While I am generally negative on Argentina thanks to increasing government intervention in the country's markets, I do see upside opportunity for Cresud (NSDQ: CRESY), given its growing sales in South America and Asia.
Cresud grows and markets soybeans (199,559 tons produced last year), corn (250,435 tons), wheat (18.269 tons), sunflower (14,503 tons), sugar cane (576.048 tons) and other crops (123,435 tons). It also raises both beef and dairy cattle and is a major South American milk producer. Owning more than 1.1 million acres of farmland, the company is also a major real estate concern.
Shares are currently trading at the low end of their long-term valuation range after operating income fell by 10 percent in 2012. That was mainly due to the severe drought in the region last spring, which pushed up operating costs in the company's Cattle segment because of higher feed prices. Cattle prices also fell as many smaller farmers were forced by higher feed prices to cull their herds early, creating a glut of beef on the global market.
Despite those headwinds the company's overall production posted strong growth, as crop production grew by more than 153 percent compared to the previous fiscal year and beef cattle production grew by 75.9 percent. Milk production also posted moderate growth.
Thanks to that steady production growth, all of this year's drought-related losses should be more than made up for next year as a result of higher beef and grain prices.
Despite being headquartered in Argentina, most of the company's farmland is actually located in Brazil, which historically has maintained favorable farm regulations that are out of the grasp of the Argentine government. That farmland is extremely attractive because at the company's current valuation, investors are basically buying the land at a discount while paying nothing for its ongoing operations. As a result, the company is an excellent hedge against an uptick in inflation.
The company also carries relatively little debt, currently trading at a debt-to-book value ratio of just 33.9 percent. The biggest drawback is that about 80 percent of the company's debt is denominated in US dollars, which exposes the company to fluctuations in exchange rates because it operates in pesos. While I don't look for a substantial depreciation of the dollar, I do see the greenback's impact on the company lessening as the global economy stabilizes.
I'm also encouraged by the fact that Cresud sells most of its production to emerging markets with the primary exception being its soybean crop, most of which is sold to Japanese concerns. As a result, Cresud has a very stable source of demand for its production.

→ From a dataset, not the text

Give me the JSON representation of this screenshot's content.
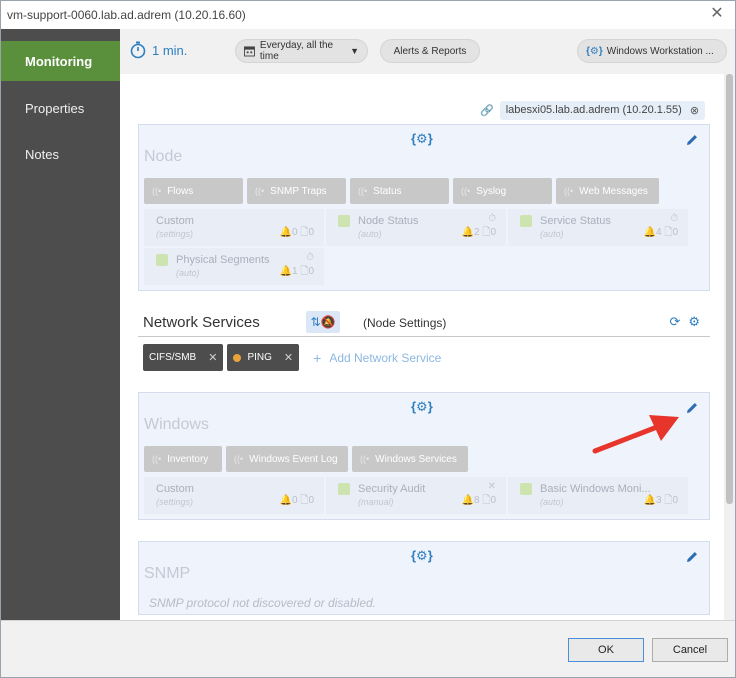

The company is also extremely shareholder friendly, returning about a third of its cash flow to investors every year through its annual dividend. Typically paid in November, this year it should amount to about 27 cents per share for a yield of about 3.5 percent. You can find several more emerging market growth picks like Cresud in my free report.
Disclosure: I have no positions in any stocks mentioned, and no plans to initiate any positions within the next 72 hours. I wrote this article myself, and it expresses my own opinions. I am not receiving compensation for it. I have no business relationship with any company whose stock is mentioned in this article.